In 1945, through the persistent efforts of Ken Thomson, the Cowboys' Protective Association was formed, and rodeo cowboys would begin to gain their rightful athletic recognition.
Ken Thomson was born September 13, 1914 and was raised in the Black Diamond, Alberta area on his father's ranch. He was one of eleven children, six of whom became heavily involved in rodeo. As a result of his background and his enthusiasm toward the sport of rodeo, Ken became the first president of the Cowboys' Protective Association, and held the position for nine consecutive years.
Along with his administrative duties he also found time to compete in several events.
In the late 1940's Ken began promoting and supplying stock for rodeos. In 1952 he retired from active competition but continued as a stock contractor with his partner Clarence Gingrich, developing one of the finest strings of bucking horses in western Canada.
When he was 40, Ken married Barbara Donaldson and they had three children, Kirk, Jordie and Lonnie, who also became active in the sport of rodeo.
It is interesting to note that in his early years, Ken was an avid boxer and boasts several championships. He also served his country by enlisting in the army in 1941.
Ken and his second wife Vi currently live in Sundre, where he enjoys semi-retirement. He never lost his love for rodeo and continues to attend as many as possible.
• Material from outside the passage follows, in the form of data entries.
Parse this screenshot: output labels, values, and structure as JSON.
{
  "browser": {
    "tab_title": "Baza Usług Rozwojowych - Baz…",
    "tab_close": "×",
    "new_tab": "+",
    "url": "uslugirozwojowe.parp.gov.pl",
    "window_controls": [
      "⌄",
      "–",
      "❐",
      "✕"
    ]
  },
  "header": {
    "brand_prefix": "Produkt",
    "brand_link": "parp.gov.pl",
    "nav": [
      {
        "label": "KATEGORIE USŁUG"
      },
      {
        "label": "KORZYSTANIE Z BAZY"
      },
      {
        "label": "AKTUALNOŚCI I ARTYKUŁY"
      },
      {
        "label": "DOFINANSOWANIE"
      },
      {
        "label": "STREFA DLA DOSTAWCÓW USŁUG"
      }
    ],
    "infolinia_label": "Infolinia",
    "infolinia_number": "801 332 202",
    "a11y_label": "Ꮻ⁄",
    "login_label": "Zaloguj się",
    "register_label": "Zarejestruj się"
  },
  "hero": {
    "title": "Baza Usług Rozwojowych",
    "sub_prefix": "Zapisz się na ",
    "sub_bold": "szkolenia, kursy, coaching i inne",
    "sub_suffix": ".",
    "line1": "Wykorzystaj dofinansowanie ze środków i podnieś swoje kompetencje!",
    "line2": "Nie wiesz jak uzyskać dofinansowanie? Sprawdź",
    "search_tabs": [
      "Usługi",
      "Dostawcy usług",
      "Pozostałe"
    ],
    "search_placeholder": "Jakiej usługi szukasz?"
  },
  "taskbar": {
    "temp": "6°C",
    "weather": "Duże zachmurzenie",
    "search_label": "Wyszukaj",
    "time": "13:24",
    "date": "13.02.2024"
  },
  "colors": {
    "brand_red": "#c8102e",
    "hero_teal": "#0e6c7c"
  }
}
Through a progression of time and events the C.P.A. became the C.R.C.A. and ultimately the Canadian Professional Rodeo Association.